Port Moresby is our capital and a bustling metropolis. Spend the afternoon exploring Port Moresby Nature Park and visit our waterfront area for dinner.

Day Two
Depart Port Moresby for Tufi. Tufi Resort is a hidden oasis, nestled atop a breath-taking fjord, with 180 degree panoramic views of the sea, fjords and mountains. Spend the afternoon relaxing by the pool

Day Three
Experience Tufi’s award winning dive and snorkelling sites. Tufi offers both wreck and reef dive sites which are both home to a huge amount of marine life.

Day Four
Spend the morning travelling to one of Tufi’s gorgeous waterfront villages where you will be treated like a local and experience the day-to-day village life. Spend the evening in a guest house with the villagers.

Day Five
Spend the morning hiking to remote waterfalls and take in the serenity. Travel back to Tufi in the afternoon.

Day Six
Depart Tufi and travel back to Port Moresby to return home.

Why PNG?

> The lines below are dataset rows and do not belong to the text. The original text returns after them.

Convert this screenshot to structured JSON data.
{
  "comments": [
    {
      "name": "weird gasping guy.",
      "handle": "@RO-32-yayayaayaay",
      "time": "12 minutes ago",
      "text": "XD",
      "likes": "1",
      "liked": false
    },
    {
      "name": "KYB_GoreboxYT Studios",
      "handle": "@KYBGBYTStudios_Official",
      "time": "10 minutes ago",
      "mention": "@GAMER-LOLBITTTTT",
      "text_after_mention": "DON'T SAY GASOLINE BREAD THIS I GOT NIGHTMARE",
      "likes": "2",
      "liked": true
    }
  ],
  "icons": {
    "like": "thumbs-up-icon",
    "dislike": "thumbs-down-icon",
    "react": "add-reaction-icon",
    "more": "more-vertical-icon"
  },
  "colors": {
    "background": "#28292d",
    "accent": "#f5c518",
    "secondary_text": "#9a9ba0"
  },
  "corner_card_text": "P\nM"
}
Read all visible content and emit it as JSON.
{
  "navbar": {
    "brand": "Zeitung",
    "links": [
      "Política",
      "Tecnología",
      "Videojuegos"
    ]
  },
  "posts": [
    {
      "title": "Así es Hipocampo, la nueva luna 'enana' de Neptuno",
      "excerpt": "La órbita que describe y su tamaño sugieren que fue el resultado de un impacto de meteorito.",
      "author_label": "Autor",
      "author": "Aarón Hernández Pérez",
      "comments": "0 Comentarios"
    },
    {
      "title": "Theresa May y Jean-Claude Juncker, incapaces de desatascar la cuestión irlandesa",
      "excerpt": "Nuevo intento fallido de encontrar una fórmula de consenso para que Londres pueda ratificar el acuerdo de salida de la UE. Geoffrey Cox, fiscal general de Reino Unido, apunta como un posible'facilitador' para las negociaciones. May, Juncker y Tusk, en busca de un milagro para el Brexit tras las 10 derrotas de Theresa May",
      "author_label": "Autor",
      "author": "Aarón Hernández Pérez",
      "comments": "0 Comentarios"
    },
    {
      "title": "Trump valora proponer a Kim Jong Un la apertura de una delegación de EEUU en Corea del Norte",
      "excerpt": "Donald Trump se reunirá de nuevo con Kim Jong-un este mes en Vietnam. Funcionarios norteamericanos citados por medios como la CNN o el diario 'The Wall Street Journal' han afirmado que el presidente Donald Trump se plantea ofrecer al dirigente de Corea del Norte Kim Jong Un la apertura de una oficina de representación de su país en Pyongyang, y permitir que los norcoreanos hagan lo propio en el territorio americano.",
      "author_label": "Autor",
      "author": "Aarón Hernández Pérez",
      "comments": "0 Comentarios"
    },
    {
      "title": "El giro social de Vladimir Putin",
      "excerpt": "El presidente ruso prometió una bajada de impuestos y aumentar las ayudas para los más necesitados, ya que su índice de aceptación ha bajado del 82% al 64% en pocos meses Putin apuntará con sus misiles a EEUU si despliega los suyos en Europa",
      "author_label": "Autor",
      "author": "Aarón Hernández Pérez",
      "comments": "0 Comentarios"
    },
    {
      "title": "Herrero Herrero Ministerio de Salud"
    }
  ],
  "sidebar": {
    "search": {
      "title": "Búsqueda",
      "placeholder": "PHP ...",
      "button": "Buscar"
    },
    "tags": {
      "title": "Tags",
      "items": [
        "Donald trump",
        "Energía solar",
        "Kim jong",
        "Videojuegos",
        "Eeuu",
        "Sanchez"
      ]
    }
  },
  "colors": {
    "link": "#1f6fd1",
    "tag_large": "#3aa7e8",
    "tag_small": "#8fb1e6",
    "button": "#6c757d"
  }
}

For clients who believe they’ve seen and done it all, Papua New Guinea should be next on their list. One of the most un-touched destinations left in the world, this is a country for the intrepid traveller with a love of different cultures and incredible natural beauty.

HAVE THE ULTIMATE COASTAL ADVENTURE

1. HAVE THE ULTIMATE COASTAL ADVENTURE

PNG has stunning coastal areas to enjoy a relaxing beach side holiday where your clients can enjoy snorkeling, kayaking, fishing, surfing and diving while also having a truly unique cultural experience

DISCOVER PNG’S AMAZING CULTURE

2. DISCOVER PNG’S AMAZING CULTURE

With plenty of colourful tribes to meet, PNG offers an incredible cultural experience – visit the Mt Hagen festival or Mask Festival and join in a ‘sing sing’ with the locals.

CHALLENGE YOURSELF TO TREK

3. CHALLENGE YOURSELF TO TREK

Home to the famous Kokoda Track, Australians often see this trek as a rite of passage to discover the stories of their World War II ancestors. Beyond Kokoda, PNG offers other challenging trails for travellers keen to try something different.

CRUISE TO REMOTE AREAS

4. CRUISE TO REMOTE AREAS

While expedition cruising has been popular in PNG for years, allowing tourists to discover PNG’s remote areas and fascinating culture, recently the introduction of larger cruise-ships is opening up the country’s island regions to a wider audience.

SURF UNCROWDED BREAKS

5. SURF UNCROWDED BREAKS

To ensure the sustainable development of surf tourism in PNG there is a management plan in place allowing only a maximum of 20 surfers in the water at any one time so surfers are guaranteed uncrowded waves.

SPOT THE BIRD OF PARADISE

6. SPOT THE BIRD OF PARADISE

With more than 600 different species of birds including 38 species of the 43 Birds of Paradise, PNG is a must-do for the fanatic bird watcher. Both on the mainland as well as on the PNG islands species can be found unique to that particular area.

CATCH A BLACK BASS

7. CATCH A BLACK BASS

Fish in pristine waters and try to catch the famous Black Bass and Barramundi found in just about any of PNG’s coastal areas. The beautiful scenery and the perfect fishing spots make PNG one of world’s best fishing destinations.

KAYAK BETWEEN REMOTE EXOTIC ISLANDS

8. KAYAK BETWEEN REMOTE EXOTIC ISLANDS

There’s plenty of options for all experience levels; paddle from New Ireland along a chain of remote exotic islands, to New Hanover. Visit the people living on these islands, people who have rarely seen outsiders and just live from the sea. Kayaking in PNG offers outstanding cultural experiences including village stays.

EXPLORE UNDERWATER

9. EXPLORE UNDERWATER

Diving in PNG offers 50 to 150 feet visibility to explore untouched coral reefs and outstanding marine life including reef sharks, pelagic fish, hammerheads, barracuda, manta rays as well as WWII wrecks (tanks, downed US bombers and Japanese Zeros) all in 28 degree waters.